Word for word, restate every line of the listing that follows.
........
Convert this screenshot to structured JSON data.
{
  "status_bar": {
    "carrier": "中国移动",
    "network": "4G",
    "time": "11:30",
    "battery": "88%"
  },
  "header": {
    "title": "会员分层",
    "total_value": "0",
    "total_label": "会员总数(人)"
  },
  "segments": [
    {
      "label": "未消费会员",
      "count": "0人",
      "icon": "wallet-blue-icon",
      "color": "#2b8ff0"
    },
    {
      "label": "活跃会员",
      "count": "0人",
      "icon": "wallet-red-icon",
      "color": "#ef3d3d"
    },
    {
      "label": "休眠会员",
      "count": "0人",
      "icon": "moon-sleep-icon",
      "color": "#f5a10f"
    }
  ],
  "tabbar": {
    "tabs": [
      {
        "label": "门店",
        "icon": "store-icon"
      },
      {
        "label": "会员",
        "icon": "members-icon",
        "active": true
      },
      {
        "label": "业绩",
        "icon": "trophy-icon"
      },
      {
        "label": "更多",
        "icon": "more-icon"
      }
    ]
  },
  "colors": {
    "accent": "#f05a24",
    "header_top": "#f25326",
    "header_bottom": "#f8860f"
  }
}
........
Result.
Convert this screenshot to structured JSON data.
{
  "status_bar": {
    "carrier": "中国移动",
    "network": "4G",
    "time": "11:30",
    "battery": "88%"
  },
  "header": {
    "title": "会员分层",
    "total_value": "0",
    "total_label": "会员总数(人)"
  },
  "segments": [
    {
      "label": "未消费会员",
      "count": "0人",
      "icon": "wallet-blue-icon",
      "color": "#2b8ff0"
    },
    {
      "label": "活跃会员",
      "count": "0人",
      "icon": "wallet-red-icon",
      "color": "#ef3d3d"
    },
    {
      "label": "休眠会员",
      "count": "0人",
      "icon": "moon-sleep-icon",
      "color": "#f5a10f"
    }
  ],
  "tabbar": {
    "tabs": [
      {
        "label": "门店",
        "icon": "store-icon"
      },
      {
        "label": "会员",
        "icon": "members-icon",
        "active": true
      },
      {
        "label": "业绩",
        "icon": "trophy-icon"
      },
      {
        "label": "更多",
        "icon": "more-icon"
      }
    ]
  },
  "colors": {
    "accent": "#f05a24",
    "header_top": "#f25326",
    "header_bottom": "#f8860f"
  }
}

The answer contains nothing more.